Then you also want to sell on other marketplaces like Jet.com, newegg.com or sears.com and others.
Personally, I walked away from ebay because its customers are a nightmare. So you’ll have 4-5 sites where you sell your products.
And it’s all fulfilled from one inventory storage facility. And don’t stop there. I mean there are other countries that you could venture into.
Start with all the Amazon countries outside the US (EU, Japan) then check out the local big players like Lazada in Southeast Asia or Zalando in Germany.
I personally have about 20 products spread across 5 different sales channels (excluding retail). While Amazon is definitely the lion’s share imagine what 4 additional channels can make you in a day.

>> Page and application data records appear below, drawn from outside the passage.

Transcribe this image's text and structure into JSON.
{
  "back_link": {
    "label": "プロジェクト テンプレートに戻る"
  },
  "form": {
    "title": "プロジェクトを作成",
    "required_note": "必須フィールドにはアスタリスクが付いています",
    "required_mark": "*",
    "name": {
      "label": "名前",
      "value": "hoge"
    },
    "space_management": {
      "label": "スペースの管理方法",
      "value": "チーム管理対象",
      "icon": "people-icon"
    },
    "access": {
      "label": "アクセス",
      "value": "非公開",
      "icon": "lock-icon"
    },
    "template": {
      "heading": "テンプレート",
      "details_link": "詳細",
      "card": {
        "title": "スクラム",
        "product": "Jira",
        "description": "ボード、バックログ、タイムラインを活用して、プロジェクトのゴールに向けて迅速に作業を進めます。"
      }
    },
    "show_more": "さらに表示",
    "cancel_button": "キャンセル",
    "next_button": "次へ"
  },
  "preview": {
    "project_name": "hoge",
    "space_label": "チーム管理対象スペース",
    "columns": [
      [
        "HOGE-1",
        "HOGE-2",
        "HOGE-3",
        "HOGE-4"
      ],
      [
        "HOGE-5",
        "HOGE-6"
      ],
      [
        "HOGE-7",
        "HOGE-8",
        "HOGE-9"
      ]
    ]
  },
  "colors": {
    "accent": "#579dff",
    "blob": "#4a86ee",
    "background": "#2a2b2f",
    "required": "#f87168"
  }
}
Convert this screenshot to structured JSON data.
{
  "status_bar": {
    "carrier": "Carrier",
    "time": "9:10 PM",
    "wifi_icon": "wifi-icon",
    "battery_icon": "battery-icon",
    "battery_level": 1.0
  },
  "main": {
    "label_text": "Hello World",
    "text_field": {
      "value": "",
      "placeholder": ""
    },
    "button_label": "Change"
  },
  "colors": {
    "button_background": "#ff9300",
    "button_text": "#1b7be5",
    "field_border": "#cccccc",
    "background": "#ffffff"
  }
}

What will we see in the future?
Hopefully we will see the herd of sellers thin out and only the sellers who care about their customers and are not just here to make quick money.
Because that improves the marketplace, quality of products and level of professionalism with suppliers in China.

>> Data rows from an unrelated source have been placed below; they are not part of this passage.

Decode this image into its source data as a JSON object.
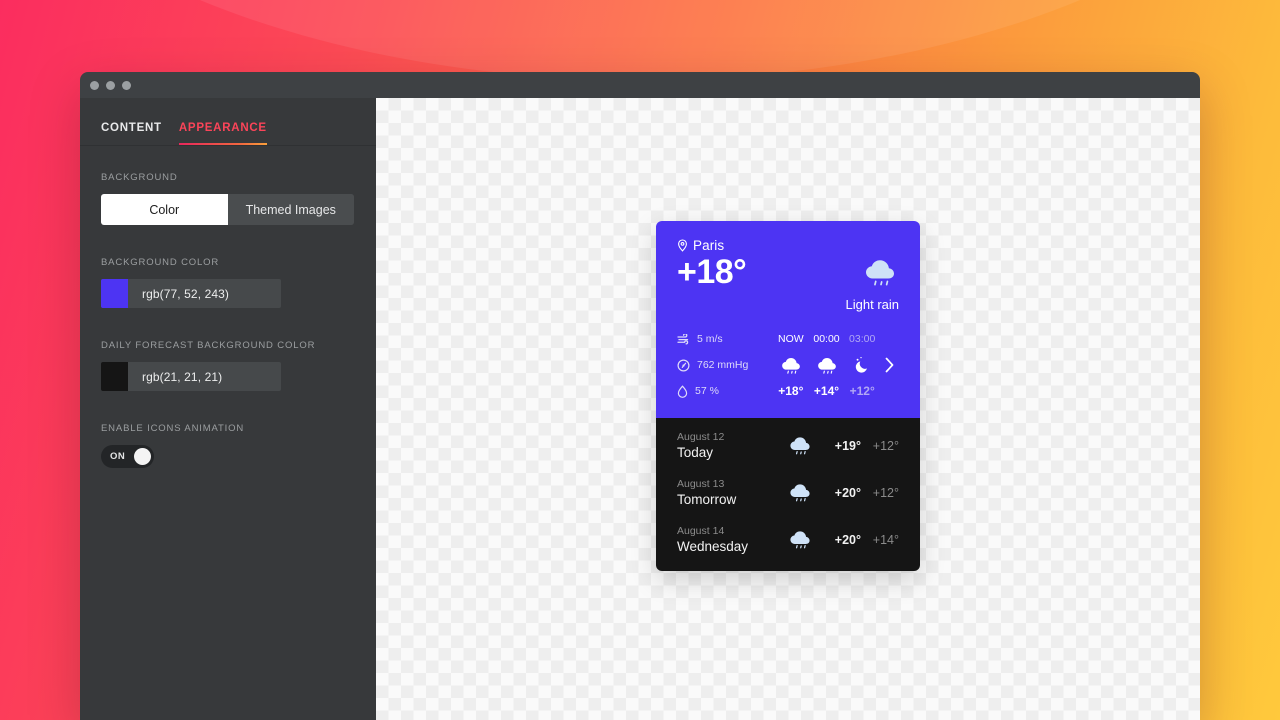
{
  "window": {
    "traffic_lights": [
      "close",
      "minimize",
      "maximize"
    ]
  },
  "sidebar": {
    "tabs": [
      {
        "label": "CONTENT",
        "active": false
      },
      {
        "label": "APPEARANCE",
        "active": true
      }
    ],
    "sections": {
      "background": {
        "label": "BACKGROUND",
        "options": [
          {
            "label": "Color",
            "selected": true
          },
          {
            "label": "Themed Images",
            "selected": false
          }
        ]
      },
      "background_color": {
        "label": "BACKGROUND COLOR",
        "value": "rgb(77, 52, 243)",
        "swatch_hex": "#4D34F3"
      },
      "daily_forecast_background_color": {
        "label": "DAILY FORECAST BACKGROUND COLOR",
        "value": "rgb(21, 21, 21)",
        "swatch_hex": "#151515"
      },
      "enable_icons_animation": {
        "label": "ENABLE ICONS ANIMATION",
        "state": "ON"
      }
    }
  },
  "widget": {
    "location": "Paris",
    "current_temp": "+18°",
    "condition": "Light rain",
    "metrics": [
      {
        "icon": "wind-icon",
        "value": "5 m/s"
      },
      {
        "icon": "pressure-icon",
        "value": "762 mmHg"
      },
      {
        "icon": "humidity-icon",
        "value": "57 %"
      }
    ],
    "hourly": [
      {
        "time": "NOW",
        "icon": "rain-cloud-icon",
        "temp": "+18°",
        "dim": false
      },
      {
        "time": "00:00",
        "icon": "rain-cloud-icon",
        "temp": "+14°",
        "dim": false
      },
      {
        "time": "03:00",
        "icon": "moon-icon",
        "temp": "+12°",
        "dim": true
      }
    ],
    "daily": [
      {
        "date": "August 12",
        "name": "Today",
        "icon": "rain-cloud-icon",
        "high": "+19°",
        "low": "+12°"
      },
      {
        "date": "August 13",
        "name": "Tomorrow",
        "icon": "rain-cloud-icon",
        "high": "+20°",
        "low": "+12°"
      },
      {
        "date": "August 14",
        "name": "Wednesday",
        "icon": "rain-cloud-icon",
        "high": "+20°",
        "low": "+14°"
      }
    ]
  },
  "theme": {
    "accent_pink": "#FB2D5F",
    "accent_orange": "#FFC93C",
    "tab_active": "#FB4459",
    "widget_purple": "#4D34F3",
    "widget_dark": "#151515",
    "sidebar_bg": "#37393B"
  }
}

Do you think Amazon and Facebook will completely dominate E-Commerce in the future, or is there still space for independent online stores?
Yes, Amazon and Facebook is growing and growing. Just yesterday I read that Jeff Bezos is now the 2nd richest man in the world. A few years ago he wasn’t even in the top 30. I think that says it all.
Consumer and especially the Millennials will buy everything online. Be it on Amazon or Facebook or other sites. ECommerce is the future.
Retail shouldn’t be discounted and will always have a share in the market, but only the biggest will survive. Those bricks and mortar or smaller retailers that don’t go into eCommerce now will disappear in 2-3 years.
You’ve recently also launched a course. Please tell us a bit about that.
Yes, I have just launched a new course called “ImportDojo Brand Evolution”. It is pretty much all about what I just talked about. How important it is to branch out into different sales channels, have your own site up and build an audience, email list and brand in the process.
It also includes basics like incorporation, branding, packaging, creating unique Rockstar products, how to approach retailers the way I did it and a lot more.
It’s a 11 module course that took me 8 months to finish, but it is extremely comprehensive and teaches students how I built my brand from scratch. People can check it out here: www.importdojo.com